Behind the glitz and glamour, there’s little substance to claims by cosmetic products. A study published earlier this year found that 80% of all these claims are untruthful, with a large portion being outright lies.
The study was based on advertising done in magazines like Vogue, Glamour, and Marie Claire and in total, 289 full-page cosmetic ads were taken into consideration; the products were diverse, from fragrances and make-up to skin care and body products. The claims done in this page included environmental claims (eg. “no testing on animals”), endorsement claims (eg. “recommended by dermatologists”), and scientific claims (eg. “clinically proven”).
After they split them into categories, scientists then moved on to estimating the claims, splitting them into outright lie, omission, vague, and acceptable. Now, at this point it should be said that most of us are very skeptical about this type of claims. It’s advertising after all, and between us, it’s not the most high quality advertising. But even with this skepticism, the results were surprising: just 18% of the claims were deemed acceptable. Scientific claims fared the worst (14%), while almost half of environmental claims were true. The moment when it’s a good thing that half of the claims are true… something’s deeply wrong.
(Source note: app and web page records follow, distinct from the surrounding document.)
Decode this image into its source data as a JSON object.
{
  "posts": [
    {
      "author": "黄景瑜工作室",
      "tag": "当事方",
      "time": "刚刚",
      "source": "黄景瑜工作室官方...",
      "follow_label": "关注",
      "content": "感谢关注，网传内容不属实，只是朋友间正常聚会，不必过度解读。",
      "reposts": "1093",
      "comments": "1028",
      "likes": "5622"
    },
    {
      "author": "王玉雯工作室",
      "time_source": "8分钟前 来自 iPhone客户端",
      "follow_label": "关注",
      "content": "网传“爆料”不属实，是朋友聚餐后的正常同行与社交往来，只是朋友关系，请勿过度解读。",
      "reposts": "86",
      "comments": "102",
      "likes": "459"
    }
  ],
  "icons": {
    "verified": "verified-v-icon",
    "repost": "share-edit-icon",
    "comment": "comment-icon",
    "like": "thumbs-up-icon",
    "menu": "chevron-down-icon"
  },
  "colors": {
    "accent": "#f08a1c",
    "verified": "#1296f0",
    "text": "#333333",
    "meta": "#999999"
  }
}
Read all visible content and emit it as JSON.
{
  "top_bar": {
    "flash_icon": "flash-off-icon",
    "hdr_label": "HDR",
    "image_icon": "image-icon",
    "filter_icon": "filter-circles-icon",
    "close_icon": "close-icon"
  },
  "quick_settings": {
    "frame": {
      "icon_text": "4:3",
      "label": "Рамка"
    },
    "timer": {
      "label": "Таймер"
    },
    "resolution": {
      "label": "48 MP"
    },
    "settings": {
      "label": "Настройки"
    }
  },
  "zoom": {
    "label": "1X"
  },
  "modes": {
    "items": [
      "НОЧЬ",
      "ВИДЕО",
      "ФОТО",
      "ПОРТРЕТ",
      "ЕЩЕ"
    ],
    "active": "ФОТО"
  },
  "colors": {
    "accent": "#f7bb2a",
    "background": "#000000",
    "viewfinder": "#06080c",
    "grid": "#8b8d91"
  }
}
“Deception not only undermines the credibility of advertising as a whole by making consumers defensive, but also produces damaging effects for the advertisers who are directly responsible for making the claims,” said one of the study’s co-authors, from the Valdosta State University. “The study makes it clear that marketers have a powerful self-interest in upholding the truth in cosmetics advertising… more regulations need to be developed.”
There are two main takeaways: first of all, this shouldn’t really be allowed to happen. Sure it’s advertising, sure you can present your product in a good light, exaggerate some claims, and even be vague about others. That is, while ethically questionable, still acceptable. But downright lying, especially about something like “tested on animals” or “clinically proven”, should simply not be allowed, at least in this writer’s opinion. The second takeaway is that sadly, this is allowed, and will continue to be so in the future, which means we have to one-up our skepticism barriers.
Journal Reference: Jie G. Fowler, Timothy H. Reisenwitz & Les Carlson – Deception in cosmetics advertising: Examining cosmetics advertising claims in fashion magazine ads. Journal of Global Fashion Marketing, 6:3, 194-206, DOI: 10.1080/20932685.2015.1032319